The Occupation in Figures
Nagorno-Karabakh: 1988-1992, territory 4400 km2; Shusha: may 08, 1992, territory 289 km2; Lachin: may 18, 1992, territory 1840 km2; Kalbajar: april 2, 1993, territory 3054 km2; Aghdam: july 23, 1993, territory 1150 km2; Fizuli: august 23, 1993, territory 1390 km2; Jabrayil: august 23, 1993, territory 1050 km2; Gubadli: august 31, 1993, territory 802 km2; Zangilan: october 29, 1993, territory 707 km2.

Great Britain does not recognize upcoming so-called election in Karabakh

Great Britain does not recognize upcoming so-called election in Karabakh



Great Britain does not recognize Nagorno-Karabakh as a state and, accordingly, does not recognize the legal framework for the upcoming so-called election, the British embassy in Baku told Trend Sept. 8.

It was commenting on the upcoming so-called election in "self-government bodies" of the separatist regime in the occupied territories of Azerbaijan, scheduled for September 13.

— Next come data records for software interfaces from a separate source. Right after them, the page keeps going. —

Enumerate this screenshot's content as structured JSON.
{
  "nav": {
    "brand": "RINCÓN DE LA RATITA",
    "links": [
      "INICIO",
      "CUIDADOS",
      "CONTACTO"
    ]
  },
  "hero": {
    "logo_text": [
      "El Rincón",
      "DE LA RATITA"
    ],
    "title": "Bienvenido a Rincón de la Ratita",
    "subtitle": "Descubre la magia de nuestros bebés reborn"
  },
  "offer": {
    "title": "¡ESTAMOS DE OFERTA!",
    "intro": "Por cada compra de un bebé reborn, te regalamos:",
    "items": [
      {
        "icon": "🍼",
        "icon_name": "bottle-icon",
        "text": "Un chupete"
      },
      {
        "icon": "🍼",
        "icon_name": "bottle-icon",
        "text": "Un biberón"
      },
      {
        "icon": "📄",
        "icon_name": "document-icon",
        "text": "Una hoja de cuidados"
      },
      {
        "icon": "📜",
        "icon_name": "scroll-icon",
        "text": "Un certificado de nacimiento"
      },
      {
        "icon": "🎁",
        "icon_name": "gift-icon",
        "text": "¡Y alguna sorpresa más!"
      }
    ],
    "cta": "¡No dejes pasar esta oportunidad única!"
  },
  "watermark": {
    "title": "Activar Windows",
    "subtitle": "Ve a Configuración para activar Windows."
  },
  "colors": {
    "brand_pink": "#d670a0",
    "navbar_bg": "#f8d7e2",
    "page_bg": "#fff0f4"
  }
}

"The British government supports the efforts of the OSCE Minsk Group and all sides in the activity to achieve a sustainable solution to the conflict based on the principles of refraining from the threat or using of weapons, as well as the territorial integrity and the national self-determination principle,” the embassy said. “This position was expressed earlier during the "parliamentary election" in May and our position has not been changed."

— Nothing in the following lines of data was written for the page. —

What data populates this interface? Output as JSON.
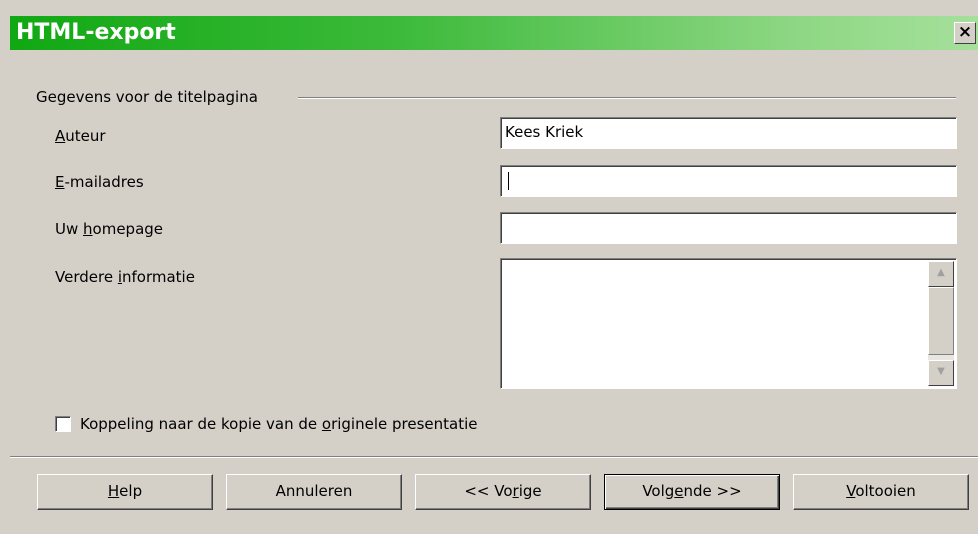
{
  "window": {
    "title": "HTML-export",
    "close_glyph": "×"
  },
  "group": {
    "label": "Gegevens voor de titelpagina"
  },
  "fields": {
    "author": {
      "label_pre": "",
      "label_accel": "A",
      "label_post": "uteur",
      "value": "Kees Kriek"
    },
    "email": {
      "label_pre": "",
      "label_accel": "E",
      "label_post": "-mailadres",
      "value": ""
    },
    "homepage": {
      "label_pre": "Uw ",
      "label_accel": "h",
      "label_post": "omepage",
      "value": ""
    },
    "info": {
      "label_pre": "Verdere ",
      "label_accel": "i",
      "label_post": "nformatie",
      "value": ""
    }
  },
  "checkbox": {
    "label_pre": "Koppeling naar de kopie van de ",
    "label_accel": "o",
    "label_post": "riginele presentatie",
    "checked": false
  },
  "buttons": {
    "help": {
      "pre": "",
      "accel": "H",
      "post": "elp"
    },
    "cancel": {
      "pre": "Annuleren",
      "accel": "",
      "post": ""
    },
    "previous": {
      "pre": "<< Vo",
      "accel": "r",
      "post": "ige"
    },
    "next": {
      "pre": "Volg",
      "accel": "e",
      "post": "nde >>"
    },
    "finish": {
      "pre": "",
      "accel": "V",
      "post": "oltooien"
    }
  },
  "icons": {
    "scroll_up": "▲",
    "scroll_down": "▼"
  }
}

The conflict between the two South Caucasus countries began in 1988 when Armenia made territorial claims against Azerbaijan. As a result of the ensuing war, in 1992 Armenian armed forces occupied 20 percent of Azerbaijan, including the Nagorno-Karabakh region and seven surrounding districts.

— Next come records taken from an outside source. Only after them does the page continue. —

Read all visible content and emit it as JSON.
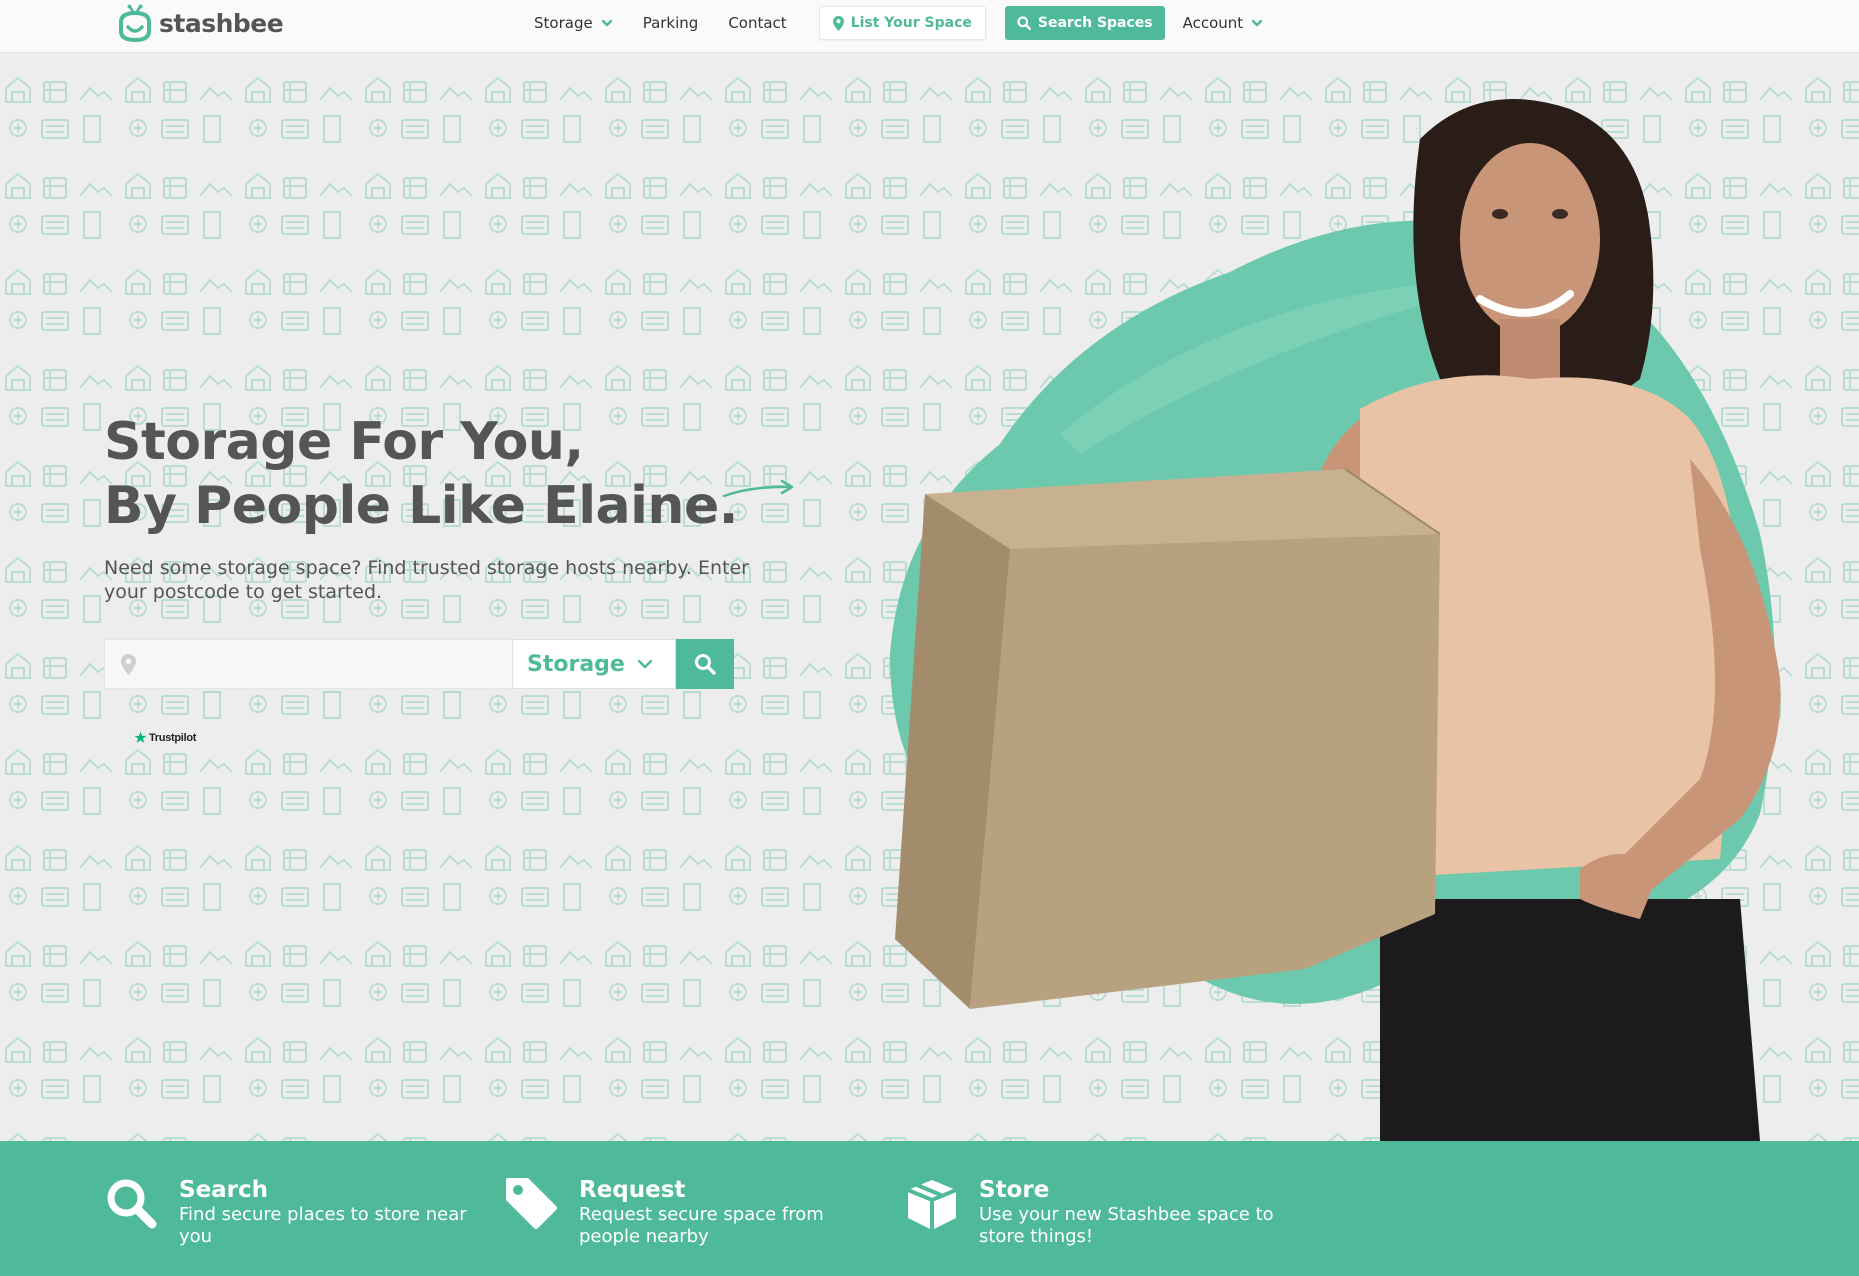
{
  "brand": {
    "name": "stashbee",
    "logo_icon": "bee-logo-icon"
  },
  "nav": {
    "storage_label": "Storage",
    "parking_label": "Parking",
    "contact_label": "Contact",
    "list_space_label": "List Your Space",
    "search_spaces_label": "Search Spaces",
    "account_label": "Account"
  },
  "hero": {
    "headline_line1": "Storage For You,",
    "headline_line2": "By People Like Elaine.",
    "subtitle": "Need some storage space? Find trusted storage hosts nearby. Enter your postcode to get started.",
    "postcode_placeholder": "",
    "type_select_value": "Storage",
    "trustpilot_label": "Trustpilot"
  },
  "steps": [
    {
      "title": "Search",
      "description": "Find secure places to store near you",
      "icon": "search-icon"
    },
    {
      "title": "Request",
      "description": "Request secure space from people nearby",
      "icon": "tag-icon"
    },
    {
      "title": "Store",
      "description": "Use your new Stashbee space to store things!",
      "icon": "box-icon"
    }
  ],
  "colors": {
    "accent": "#4fba9a",
    "text": "#555555",
    "background": "#ededed"
  }
}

The two countries signed a ceasefire agreement in 1994. The co-chairs of the OSCE Minsk Group, Russia, France and the US are currently holding peace negotiations. Armenia has not yet implemented the UN Security Council's four resolutions on the liberation of the Nagorno-Karabakh and the surrounding regions.